Allergies in dogs have become an all too common disease. While they can become allergic to just about anything, just like us, there are a few things you can do to help your pet avoid food allergies.
Ian Billingshurst, veterinary author of “Give Your Dog A Bone” advises “balance, over time, through variety.”
It is important to remember that whether it is a Chihuahua or an Irish Wolfhound, ALL dogs still have the same teeth and digestive systems as wolves. Dogs are carnivores! The vast majority of your diet should be meat and bone. Let me repeat all of this to a fact that is often ignored … Dogs are carnivores! They need meat! While they WILL EAT just about anything, the scientific term for this is “obligate omnivore,” which simply means that if they can’t get the meat and bone they prefer and should be eating, they will eat all they can to survive. However, surviving just isn’t a great plan. You could survive on cakes and sweets, but you don’t have to be a dietitian to know it’s not a good idea. I repeat, dogs are carnivores. They need meat. They too, like us, need variety.
It’s a common fallacy, often perpetuated by veterinarians, who are usually taught nutrition in college by a representative from Purina or Hill’s, the makers of the scientific diet, that you must find a food and keep it throughout the dog’s life. . INCORRECT !!! If you want to CAUSE an allergy, expose the body to something over and over again until the immune system finally yells “ENOUGH”, in the form of an allergy.
While you should gradually introduce a new food, over a week or so, it is important to constantly change your protein source. There are currently hundreds of food brands with premium ingredients. If this bag was chicken-based, make the next fish, the next lamb, etc. There are also sources of protein that are things that we would not find in the grocery store, such as venison, rabbit, duck, etc. Like the wolf, the dog should get something different on a regular basis.

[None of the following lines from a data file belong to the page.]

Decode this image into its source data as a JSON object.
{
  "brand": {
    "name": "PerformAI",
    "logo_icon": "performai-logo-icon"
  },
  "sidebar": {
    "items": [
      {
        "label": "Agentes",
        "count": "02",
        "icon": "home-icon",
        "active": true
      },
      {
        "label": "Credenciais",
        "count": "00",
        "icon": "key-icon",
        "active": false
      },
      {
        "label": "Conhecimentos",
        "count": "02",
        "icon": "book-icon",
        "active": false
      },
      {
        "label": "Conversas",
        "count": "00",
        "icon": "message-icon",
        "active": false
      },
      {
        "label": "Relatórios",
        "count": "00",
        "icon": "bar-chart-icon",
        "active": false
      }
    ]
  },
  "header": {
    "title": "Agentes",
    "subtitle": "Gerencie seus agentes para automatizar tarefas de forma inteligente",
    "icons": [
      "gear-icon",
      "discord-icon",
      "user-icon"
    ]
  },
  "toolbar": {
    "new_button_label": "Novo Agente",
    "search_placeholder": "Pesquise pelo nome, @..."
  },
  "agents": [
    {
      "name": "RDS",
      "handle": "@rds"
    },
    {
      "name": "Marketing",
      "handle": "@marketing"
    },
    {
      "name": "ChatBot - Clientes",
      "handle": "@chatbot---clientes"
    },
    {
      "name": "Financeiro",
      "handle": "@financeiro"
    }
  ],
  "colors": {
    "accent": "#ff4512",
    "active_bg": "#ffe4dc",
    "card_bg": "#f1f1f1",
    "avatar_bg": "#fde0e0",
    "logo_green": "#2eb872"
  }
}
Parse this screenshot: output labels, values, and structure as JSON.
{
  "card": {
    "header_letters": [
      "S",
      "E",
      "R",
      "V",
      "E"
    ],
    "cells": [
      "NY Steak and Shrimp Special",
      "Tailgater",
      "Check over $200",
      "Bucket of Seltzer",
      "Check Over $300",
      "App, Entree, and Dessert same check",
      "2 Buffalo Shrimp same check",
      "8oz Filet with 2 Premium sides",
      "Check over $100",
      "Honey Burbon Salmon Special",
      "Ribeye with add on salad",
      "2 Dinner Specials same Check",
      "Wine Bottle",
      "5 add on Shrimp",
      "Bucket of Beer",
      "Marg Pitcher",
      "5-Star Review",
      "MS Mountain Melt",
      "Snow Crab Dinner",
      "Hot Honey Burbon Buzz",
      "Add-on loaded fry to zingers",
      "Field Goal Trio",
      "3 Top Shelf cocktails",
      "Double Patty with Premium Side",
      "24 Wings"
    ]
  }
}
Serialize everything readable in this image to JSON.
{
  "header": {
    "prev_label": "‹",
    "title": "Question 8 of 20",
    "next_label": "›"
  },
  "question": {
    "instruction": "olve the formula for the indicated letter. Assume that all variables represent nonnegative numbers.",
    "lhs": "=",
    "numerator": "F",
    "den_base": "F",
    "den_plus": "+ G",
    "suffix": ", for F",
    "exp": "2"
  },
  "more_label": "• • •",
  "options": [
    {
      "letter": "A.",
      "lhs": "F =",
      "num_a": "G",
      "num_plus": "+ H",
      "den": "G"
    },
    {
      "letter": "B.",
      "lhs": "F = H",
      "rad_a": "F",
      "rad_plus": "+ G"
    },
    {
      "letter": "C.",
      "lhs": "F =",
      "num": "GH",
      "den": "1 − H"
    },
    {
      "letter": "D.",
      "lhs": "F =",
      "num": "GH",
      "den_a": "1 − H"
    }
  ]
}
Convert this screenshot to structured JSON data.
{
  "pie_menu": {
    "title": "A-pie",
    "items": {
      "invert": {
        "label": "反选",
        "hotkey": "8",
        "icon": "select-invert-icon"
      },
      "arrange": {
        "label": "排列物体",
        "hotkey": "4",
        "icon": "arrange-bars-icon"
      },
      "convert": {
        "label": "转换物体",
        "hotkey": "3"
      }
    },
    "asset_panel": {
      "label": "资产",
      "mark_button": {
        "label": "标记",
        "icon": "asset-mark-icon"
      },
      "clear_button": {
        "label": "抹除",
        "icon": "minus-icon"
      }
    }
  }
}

The quality of the food is also essential. Like the old dog food commercial used to say “meat costs more than cereal.” If the food says chicken, then that should be the FIRST ingredient on the list. Remember, the ingredients are listed in order of concentration, you will never see a pack of wolves grazing in a corn or wheat field. While some dogs do well with these added fillers, they will never be as healthy as if their food was based on meat, poultry, or fish. You will notice that many of the premium foods even boast that they do NOT contain grains. Soy and wheat should also be avoided, as they are common allergens for dogs. If the ingredient says “meat”, it can be any source of “meat”, including road kill. Yes, you read that right. Ingredients for “meat” and “animals” usually come from processing plants. They can be any animal in any degree of decomposition or disease. Any food with these words should be avoided. If it says chicken, it has to be chicken. The government doesn’t care what we feed our dogs, just that the labels are honest.
Spend the extra money on high-quality dog food with real meat, fish, or poultry as the FIRST ingredient. Rotate the protein source on a regular basis. Don’t be afraid to feed healthy table scraps … no cooked bones, skin, or fat please, just what’s left on your plate. Don’t be afraid to feed eggs, canned fish, and yogurt. Just remember that when you add something extra to your meal, decrease the amount of kibble so you don’t overfeed.
If your pet already has allergies, instead of continuous injections of prednisone and itch medications, which only treat the symptoms, not the actual problem, try a food allergy diet. Select a completely unique protein source food. Something they have never tried before, like venison, duck or salmon. It will take at least two months to get all the other stuff out of your system and for this to have any value.
It is CRITICAL that they do not ingest anything other than THIS food and water. If they eat even a small corner of your toast and they happen to have a wheat allergy, you’ll be back where you started for another two months. If after two months with this food, you see improvement in your skin and itching, you have your answer. If not, try another protein source. It takes time and commitment, but you’ll spend far less money on quality food than you do at the vet to consistently treat symptoms, and you’ll be rewarded with a healthier, happier part of your family.